Ok, these are the basics. Over the next several posts we are going to apply these concepts to common foods that go wrong at BBQ’s. You will rock your summer!!

Living the Story: BBQ the Primer

Many people love to cook outside. The sunny sky. The cold brew and burgers burning…literally burning 6 minutes a side buddy! Now there is grilling and that is nice if you just want to attempt to eat something and then there is BBQ. There is a difference.

In slave times pit masters were often slaves themselves and those early creatives forged what today is considered … Witchcraft? No! Not Witchcraft but a formula for success that yes you can achieve as well.

Now I can’t talk about the modern interpretation of Slave BBQ process without introducing you to Michael Twitty.
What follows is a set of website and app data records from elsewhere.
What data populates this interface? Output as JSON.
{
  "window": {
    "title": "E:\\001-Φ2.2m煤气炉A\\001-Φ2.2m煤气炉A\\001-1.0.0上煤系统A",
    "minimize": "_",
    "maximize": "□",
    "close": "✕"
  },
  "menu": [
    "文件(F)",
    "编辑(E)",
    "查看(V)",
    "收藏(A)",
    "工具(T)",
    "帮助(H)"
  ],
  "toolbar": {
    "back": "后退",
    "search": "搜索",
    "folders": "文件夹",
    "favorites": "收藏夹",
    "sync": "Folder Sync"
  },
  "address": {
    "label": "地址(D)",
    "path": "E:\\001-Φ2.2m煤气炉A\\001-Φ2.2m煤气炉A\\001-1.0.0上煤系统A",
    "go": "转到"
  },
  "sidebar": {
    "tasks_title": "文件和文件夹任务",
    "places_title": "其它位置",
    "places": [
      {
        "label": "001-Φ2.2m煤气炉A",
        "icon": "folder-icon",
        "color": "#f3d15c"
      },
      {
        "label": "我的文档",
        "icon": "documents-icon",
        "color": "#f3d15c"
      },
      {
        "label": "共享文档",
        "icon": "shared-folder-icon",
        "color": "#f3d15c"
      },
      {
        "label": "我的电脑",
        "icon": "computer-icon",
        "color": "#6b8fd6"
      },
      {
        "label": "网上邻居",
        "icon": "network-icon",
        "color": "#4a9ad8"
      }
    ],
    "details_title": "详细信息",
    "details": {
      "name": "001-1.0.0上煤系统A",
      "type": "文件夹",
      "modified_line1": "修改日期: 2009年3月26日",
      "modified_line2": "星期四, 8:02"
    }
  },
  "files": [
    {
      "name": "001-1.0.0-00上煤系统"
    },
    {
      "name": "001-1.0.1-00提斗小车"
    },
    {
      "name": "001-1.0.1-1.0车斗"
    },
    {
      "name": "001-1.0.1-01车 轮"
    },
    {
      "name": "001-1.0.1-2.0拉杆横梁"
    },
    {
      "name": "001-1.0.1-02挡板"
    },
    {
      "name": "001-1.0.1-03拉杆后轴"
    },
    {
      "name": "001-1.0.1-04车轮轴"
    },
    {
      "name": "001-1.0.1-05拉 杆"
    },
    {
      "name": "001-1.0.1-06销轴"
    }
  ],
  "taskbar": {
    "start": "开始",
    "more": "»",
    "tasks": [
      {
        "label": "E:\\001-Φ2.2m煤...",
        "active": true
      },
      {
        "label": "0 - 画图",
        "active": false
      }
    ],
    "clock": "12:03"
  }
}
He is a history interpreter at Gunston Hall in Mason Neck, Virginia. He is also a writer, author and tv contributor. But most importantly a BBQ specialist. Rather than write I have appended a video introducing him to you. The next few posts will focus on BBQ process from the slave era and I will move to the modern era to help you the home cook get really good results. Yes, you!!

Living the Story: Hoecakes…

 

 

 

Hoecake

Hoecakes were (enjoyed?) by both slaves and slave masters alike. Afroculinaria referred to a story of how George Washington enjoy his Hoecakes with honey. This is an extremely simple recipe that can be easily modified to be sweet or savory.  Now I didn’t notice any difference using cold water versus hot water if air was beaten into the mixture. But I like fried bread a little dense.

1 cup of white stone-ground cornmeal

3/4 cup of boiling hot water

½ teaspoon of salt

¼ cup of lard, vegetable oil or shortening

Mix Cornmeal and Salt with boiling water and let sit. Melt the fat in a cast iron pan.(This matters because for some reason the smoke point is lower for some reason) Taking a spoonful of the batter drop into the fat and fry until light and golden brown.

Living the Story: Sally Dough Cake

Cakes are God’s laugh in physical form. Cakes come in a variety of flavors, densities, and styles.  The Sally Dough Cake is unique in that its a cake but not the really sweet variety that Americans have come to expect with a thick frosting or ganache on top. Rather, this recipe lets the cake do the talking.  Sweetness has changed over time, and I am beginning to think not for the good.

Sally Dough Cake

3 cups sugar

1 cup yeast (yes…1 cup!! I am thinking that they are using a starter here. No instant yeast back then!)

3 cups sweet milk

3 eggs

Combine and mix to a thin batter and leave overnight in the fridge. (the original does not state this but…Salmonella) The next day:

1 cup butter

Flour enough to make a stiff batter

Combine the butter and flour with the contents from the prior day and set aside for a second rising. Place in well a greased pan and rise a THIRD TIME! Bake in a slow oven.

Living the Story: Salt Rising Bread

 

salt rising breadMalinda Russell produced one of the first cookbooks curated by an African American in America. In “A Domestic Cookbook” She provides many baking recipes that will be featured throughout the book primarily because of how simple they are to produce great results. The first of these is Salt Rising Bread.

Salt Rising Bread

  • Half Pint Warm Water
  • Pinch Salt

Stir to a thick batter and keep warm as it rises; to one pint of this add:

  • 3 pints warm water
  • A little salt
  • A Small piece of Lard

Knead the dough until smooth and form into rolls and proceed to a second rising keeping the dough warm. Bake quick but do not scorch.